White demonstrates a total mastery of tone as The White Lotus, er, blossoms into full-tilt chaos. His satirical targets are as clear as the Pacific water, though he never insults the viewer’s intelligence by pretending all the guests are villains, or all the workers saints. Armand is far from a perfect boss; Tanya’s money, we learn, failed to protect her from a lifetime of emotional abuse. But White’s collaborators, too, ought to be given their flowers, perhaps as leis. Cinematographer Ben Kutchins beautifully captures an endless golden hour; musician Cristobal Tapia de Veer combines traditional Hawaiian music, a classical chorus, drums, and nature sounds into a knockout score. The acting is uniformly superb, though Coolidge has already earned special attention for a role that gives her comic chops a strange and soulful side.

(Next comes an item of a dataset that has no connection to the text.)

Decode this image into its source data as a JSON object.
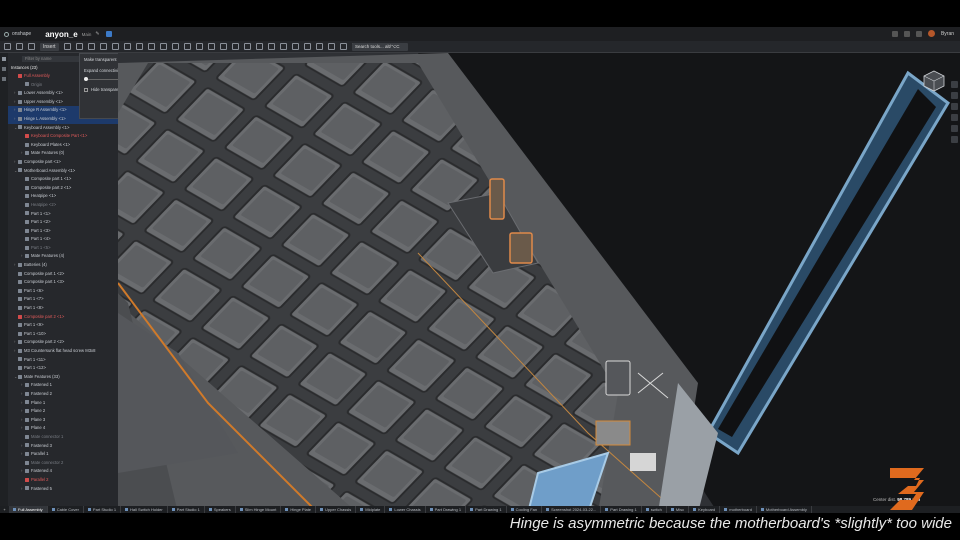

The title of The White Lotus may be a wink at its creator. It’s also a perfect summary of what the show is about: the race of nearly every guest we see, plus the flower you eat to forget what ails you in the world outside. Like the recent revival of HBO’s In Treatment, The White Lotus began as a practical response to the coronavirus pandemic, with a story easy to isolate at a single location. But what White makes of that isolation is so much more than a writing prompt. Whether it’s parents from children, husbands from wives, or workers from the means of production, everyone at The White Lotus is marooned on their own private island, away from what truly matters.